## RECORDS FOR THIS EXERCISE
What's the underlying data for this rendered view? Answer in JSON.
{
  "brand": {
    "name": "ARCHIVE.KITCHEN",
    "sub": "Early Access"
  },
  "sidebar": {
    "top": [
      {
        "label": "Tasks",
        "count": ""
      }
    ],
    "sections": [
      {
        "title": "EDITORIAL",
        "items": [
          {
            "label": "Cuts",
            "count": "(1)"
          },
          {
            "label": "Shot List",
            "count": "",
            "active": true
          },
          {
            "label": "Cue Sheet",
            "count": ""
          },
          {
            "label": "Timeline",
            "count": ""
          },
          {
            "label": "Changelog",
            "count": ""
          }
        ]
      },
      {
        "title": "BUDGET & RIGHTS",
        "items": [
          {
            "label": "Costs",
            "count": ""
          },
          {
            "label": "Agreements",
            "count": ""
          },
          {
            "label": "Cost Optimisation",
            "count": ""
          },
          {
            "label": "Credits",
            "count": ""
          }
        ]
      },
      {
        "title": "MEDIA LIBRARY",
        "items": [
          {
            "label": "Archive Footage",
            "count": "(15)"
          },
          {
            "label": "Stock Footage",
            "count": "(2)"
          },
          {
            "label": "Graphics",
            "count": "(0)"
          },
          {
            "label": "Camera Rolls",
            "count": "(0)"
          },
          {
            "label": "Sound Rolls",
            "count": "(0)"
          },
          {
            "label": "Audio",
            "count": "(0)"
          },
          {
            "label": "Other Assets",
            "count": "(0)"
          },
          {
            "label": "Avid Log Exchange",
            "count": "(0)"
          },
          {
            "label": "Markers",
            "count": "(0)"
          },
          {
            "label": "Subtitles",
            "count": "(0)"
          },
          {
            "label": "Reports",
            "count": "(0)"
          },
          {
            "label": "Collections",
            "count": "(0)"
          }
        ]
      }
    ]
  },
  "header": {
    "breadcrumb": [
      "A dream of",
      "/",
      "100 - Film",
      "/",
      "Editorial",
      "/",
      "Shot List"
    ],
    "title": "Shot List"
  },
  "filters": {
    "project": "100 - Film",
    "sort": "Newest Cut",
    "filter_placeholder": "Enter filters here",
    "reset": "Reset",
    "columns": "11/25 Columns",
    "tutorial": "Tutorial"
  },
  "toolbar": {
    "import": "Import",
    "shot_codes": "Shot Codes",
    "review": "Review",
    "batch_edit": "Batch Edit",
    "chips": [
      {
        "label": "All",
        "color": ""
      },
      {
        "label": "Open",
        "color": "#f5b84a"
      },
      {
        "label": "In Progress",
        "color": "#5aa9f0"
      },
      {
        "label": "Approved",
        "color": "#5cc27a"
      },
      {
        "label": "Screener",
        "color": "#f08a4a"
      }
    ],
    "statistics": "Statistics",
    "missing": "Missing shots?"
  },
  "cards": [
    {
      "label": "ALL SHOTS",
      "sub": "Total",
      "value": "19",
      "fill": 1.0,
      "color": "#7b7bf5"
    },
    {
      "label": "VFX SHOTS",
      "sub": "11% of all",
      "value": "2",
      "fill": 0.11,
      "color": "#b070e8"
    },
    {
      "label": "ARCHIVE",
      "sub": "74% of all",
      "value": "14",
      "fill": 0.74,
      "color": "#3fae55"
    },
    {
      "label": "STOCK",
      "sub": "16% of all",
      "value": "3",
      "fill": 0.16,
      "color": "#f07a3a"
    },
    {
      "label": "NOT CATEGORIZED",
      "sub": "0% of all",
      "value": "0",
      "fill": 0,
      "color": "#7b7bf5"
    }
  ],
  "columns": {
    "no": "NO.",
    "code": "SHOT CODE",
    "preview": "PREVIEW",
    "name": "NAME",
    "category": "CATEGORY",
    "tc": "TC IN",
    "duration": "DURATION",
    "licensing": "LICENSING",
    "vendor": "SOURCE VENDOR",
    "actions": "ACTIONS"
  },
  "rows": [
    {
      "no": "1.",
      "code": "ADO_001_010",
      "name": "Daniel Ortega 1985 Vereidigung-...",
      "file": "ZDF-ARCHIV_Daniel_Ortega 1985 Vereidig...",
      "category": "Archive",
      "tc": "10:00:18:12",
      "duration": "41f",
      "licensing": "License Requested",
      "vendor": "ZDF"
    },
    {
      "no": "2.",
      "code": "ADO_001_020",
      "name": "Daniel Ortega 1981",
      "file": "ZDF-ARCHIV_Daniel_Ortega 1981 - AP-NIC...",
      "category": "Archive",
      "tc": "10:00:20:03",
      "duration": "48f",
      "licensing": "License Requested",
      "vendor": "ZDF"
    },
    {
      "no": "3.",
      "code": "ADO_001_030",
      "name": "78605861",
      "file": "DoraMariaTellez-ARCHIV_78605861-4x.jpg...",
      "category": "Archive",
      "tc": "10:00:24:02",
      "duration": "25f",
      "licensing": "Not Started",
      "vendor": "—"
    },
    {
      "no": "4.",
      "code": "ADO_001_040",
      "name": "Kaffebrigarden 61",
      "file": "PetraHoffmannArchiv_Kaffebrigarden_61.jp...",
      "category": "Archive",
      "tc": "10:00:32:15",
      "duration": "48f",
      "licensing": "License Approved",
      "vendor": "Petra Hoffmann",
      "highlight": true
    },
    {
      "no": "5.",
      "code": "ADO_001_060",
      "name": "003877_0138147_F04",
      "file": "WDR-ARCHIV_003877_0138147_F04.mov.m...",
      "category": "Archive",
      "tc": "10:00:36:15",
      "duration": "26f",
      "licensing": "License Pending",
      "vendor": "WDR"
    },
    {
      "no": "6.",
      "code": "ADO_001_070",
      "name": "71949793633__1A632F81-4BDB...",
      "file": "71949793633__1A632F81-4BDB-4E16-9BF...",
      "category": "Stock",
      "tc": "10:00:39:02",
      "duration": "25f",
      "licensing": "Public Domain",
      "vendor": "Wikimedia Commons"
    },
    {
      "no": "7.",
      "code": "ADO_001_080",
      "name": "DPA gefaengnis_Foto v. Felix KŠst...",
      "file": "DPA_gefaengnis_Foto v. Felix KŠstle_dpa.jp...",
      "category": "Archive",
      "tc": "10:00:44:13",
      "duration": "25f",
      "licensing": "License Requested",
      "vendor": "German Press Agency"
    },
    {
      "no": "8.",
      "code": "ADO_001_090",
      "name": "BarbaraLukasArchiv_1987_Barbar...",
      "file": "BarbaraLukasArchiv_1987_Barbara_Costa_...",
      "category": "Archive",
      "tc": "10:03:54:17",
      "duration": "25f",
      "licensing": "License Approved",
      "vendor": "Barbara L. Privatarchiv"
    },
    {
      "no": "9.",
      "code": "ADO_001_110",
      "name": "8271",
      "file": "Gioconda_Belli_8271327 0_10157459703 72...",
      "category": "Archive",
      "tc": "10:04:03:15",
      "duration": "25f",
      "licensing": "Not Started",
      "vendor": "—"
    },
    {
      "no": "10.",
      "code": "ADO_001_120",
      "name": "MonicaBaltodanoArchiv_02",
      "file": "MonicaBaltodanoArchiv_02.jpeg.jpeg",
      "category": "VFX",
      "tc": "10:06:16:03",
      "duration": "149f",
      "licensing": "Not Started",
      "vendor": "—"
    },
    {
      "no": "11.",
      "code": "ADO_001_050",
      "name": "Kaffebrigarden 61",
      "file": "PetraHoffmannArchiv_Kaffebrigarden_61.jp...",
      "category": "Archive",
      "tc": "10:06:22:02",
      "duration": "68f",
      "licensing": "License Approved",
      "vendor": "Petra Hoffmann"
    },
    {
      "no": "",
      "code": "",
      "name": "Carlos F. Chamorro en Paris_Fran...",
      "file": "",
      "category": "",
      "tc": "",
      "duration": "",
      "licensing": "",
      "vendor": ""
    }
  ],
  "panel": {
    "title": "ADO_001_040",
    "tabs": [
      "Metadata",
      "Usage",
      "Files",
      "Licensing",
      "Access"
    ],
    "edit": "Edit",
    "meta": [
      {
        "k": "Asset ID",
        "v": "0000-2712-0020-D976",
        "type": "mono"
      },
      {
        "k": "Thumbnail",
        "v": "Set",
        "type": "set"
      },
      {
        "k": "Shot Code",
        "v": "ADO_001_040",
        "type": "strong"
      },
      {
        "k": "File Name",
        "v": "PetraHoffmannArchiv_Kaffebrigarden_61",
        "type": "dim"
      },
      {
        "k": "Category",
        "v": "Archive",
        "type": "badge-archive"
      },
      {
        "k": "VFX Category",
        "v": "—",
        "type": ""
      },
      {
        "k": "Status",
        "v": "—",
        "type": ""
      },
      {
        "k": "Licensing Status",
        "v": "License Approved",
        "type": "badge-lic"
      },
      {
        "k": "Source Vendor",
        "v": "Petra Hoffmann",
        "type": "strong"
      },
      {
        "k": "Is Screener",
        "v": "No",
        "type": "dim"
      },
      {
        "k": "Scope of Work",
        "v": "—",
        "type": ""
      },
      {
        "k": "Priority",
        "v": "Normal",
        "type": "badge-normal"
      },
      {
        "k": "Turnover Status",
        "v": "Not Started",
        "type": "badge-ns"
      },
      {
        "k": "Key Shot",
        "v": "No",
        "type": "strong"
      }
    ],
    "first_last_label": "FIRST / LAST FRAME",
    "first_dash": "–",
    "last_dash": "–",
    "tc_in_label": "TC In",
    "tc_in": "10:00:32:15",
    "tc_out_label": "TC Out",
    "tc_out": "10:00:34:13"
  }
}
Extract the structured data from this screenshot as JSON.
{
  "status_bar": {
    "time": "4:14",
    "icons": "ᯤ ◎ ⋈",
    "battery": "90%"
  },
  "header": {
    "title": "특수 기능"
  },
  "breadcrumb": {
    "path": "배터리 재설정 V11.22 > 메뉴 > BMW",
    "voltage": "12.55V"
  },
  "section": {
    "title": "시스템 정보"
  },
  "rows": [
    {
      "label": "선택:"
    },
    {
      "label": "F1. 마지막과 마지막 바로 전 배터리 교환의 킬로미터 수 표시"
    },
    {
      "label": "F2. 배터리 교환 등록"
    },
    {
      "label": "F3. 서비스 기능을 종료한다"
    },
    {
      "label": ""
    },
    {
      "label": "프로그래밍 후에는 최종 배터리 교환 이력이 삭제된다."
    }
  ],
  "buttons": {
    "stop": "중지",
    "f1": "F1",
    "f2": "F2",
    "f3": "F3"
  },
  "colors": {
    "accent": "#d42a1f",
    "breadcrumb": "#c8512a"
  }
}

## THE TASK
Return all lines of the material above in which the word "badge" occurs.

## ANSWER BOX
        "type": "badge-archive"
        "type": "badge-lic"
        "type": "badge-normal"
        "type": "badge-ns"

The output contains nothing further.